Sydney: A hormone like leptin could hold the key to why and how people pile on pounds.
Our bodies secrete leptin in response to increasing fat deposits, said Tony Tiganis, professor in biochemistry at the Monash University`s Obesity and Diabetes Institute.
"Leptin instructs the body to increase energy expenditure and decrease food intake, and so helps us maintain a healthy body weight," said Tiganis, who led the study.
"The body`s response to leptin is diminished in overweight and obese individuals, giving rise to the concept of `leptin-resistance`," said Tiganis, the journal Cell Metabolism reports.
Two proteins are already known to inhibit leptin in the brain. Tiganis` team have discovered a third, according to a Monash statement.
In mice, this third protein becomes more abundant with weight-gain, exacerbating leptin-resistance and hastening progression to morbid obesity.
The study showed that these three proteins that regulate leptin take effect at different stages, shedding light on how obesity progresses.
High fat diet-induced weight gain is largely prevented in engineered mice when two of these proteins are deleted in the brain, the study suggested.
"We now have to determine what happens when all three negative regulators are neutralised. Do we prevent high fat diet-induced obesity?

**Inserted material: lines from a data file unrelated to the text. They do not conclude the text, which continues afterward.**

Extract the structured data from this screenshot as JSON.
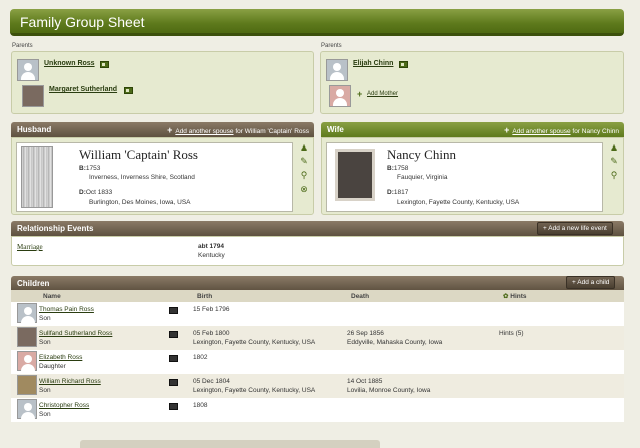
{
  "title": "Family Group Sheet",
  "parents_label": "Parents",
  "left_parents": [
    {
      "name": "Unknown Ross",
      "avatar": "male"
    },
    {
      "name": "Margaret Sutherland",
      "avatar": "photo"
    }
  ],
  "right_parents": {
    "father": {
      "name": "Elijah Chinn",
      "avatar": "male"
    },
    "add_mother": "Add Mother"
  },
  "husband": {
    "header": "Husband",
    "add_link": "Add another spouse",
    "add_suffix": "for William 'Captain' Ross",
    "name": "William 'Captain' Ross",
    "birth_label": "B:",
    "birth_date": "1753",
    "birth_place": "Inverness, Inverness Shire, Scotland",
    "death_label": "D:",
    "death_date": "Oct 1833",
    "death_place": "Burlington, Des Moines, Iowa, USA"
  },
  "wife": {
    "header": "Wife",
    "add_link": "Add another spouse",
    "add_suffix": "for Nancy Chinn",
    "name": "Nancy Chinn",
    "birth_label": "B:",
    "birth_date": "1758",
    "birth_place": "Fauquier, Virginia",
    "death_label": "D:",
    "death_date": "1817",
    "death_place": "Lexington, Fayette County, Kentucky, USA"
  },
  "relationship": {
    "header": "Relationship Events",
    "add_button": "+ Add a new life event",
    "event_name": "Marriage",
    "event_date": "abt 1794",
    "event_place": "Kentucky"
  },
  "children": {
    "header": "Children",
    "add_button": "+ Add a child",
    "columns": {
      "name": "Name",
      "birth": "Birth",
      "death": "Death",
      "hints": "Hints"
    },
    "rows": [
      {
        "name": "Thomas Pain Ross",
        "rel": "Son",
        "birth_date": "15 Feb 1796",
        "birth_place": "",
        "death_date": "",
        "death_place": "",
        "hints": "",
        "avatar": "male"
      },
      {
        "name": "Sullfand Sutherland Ross",
        "rel": "Son",
        "birth_date": "05 Feb 1800",
        "birth_place": "Lexington, Fayette County, Kentucky, USA",
        "death_date": "26 Sep 1856",
        "death_place": "Eddyville, Mahaska County, Iowa",
        "hints": "Hints (5)",
        "avatar": "photo"
      },
      {
        "name": "Elizabeth Ross",
        "rel": "Daughter",
        "birth_date": "1802",
        "birth_place": "",
        "death_date": "",
        "death_place": "",
        "hints": "",
        "avatar": "female"
      },
      {
        "name": "William Richard Ross",
        "rel": "Son",
        "birth_date": "05 Dec 1804",
        "birth_place": "Lexington, Fayette County, Kentucky, USA",
        "death_date": "14 Oct 1885",
        "death_place": "Lovilia, Monroe County, Iowa",
        "hints": "",
        "avatar": "photo"
      },
      {
        "name": "Christopher Ross",
        "rel": "Son",
        "birth_date": "1808",
        "birth_place": "",
        "death_date": "",
        "death_place": "",
        "hints": "",
        "avatar": "male"
      }
    ]
  }
}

"Humans have a deep-seated attraction to overeating and nutrient-rich food, inherited from our hunter-gatherer ancestors. Now that food is more readily available and our lifestyles are less active, our evolutionary drive to overeat is becoming problematic," said Tiganis.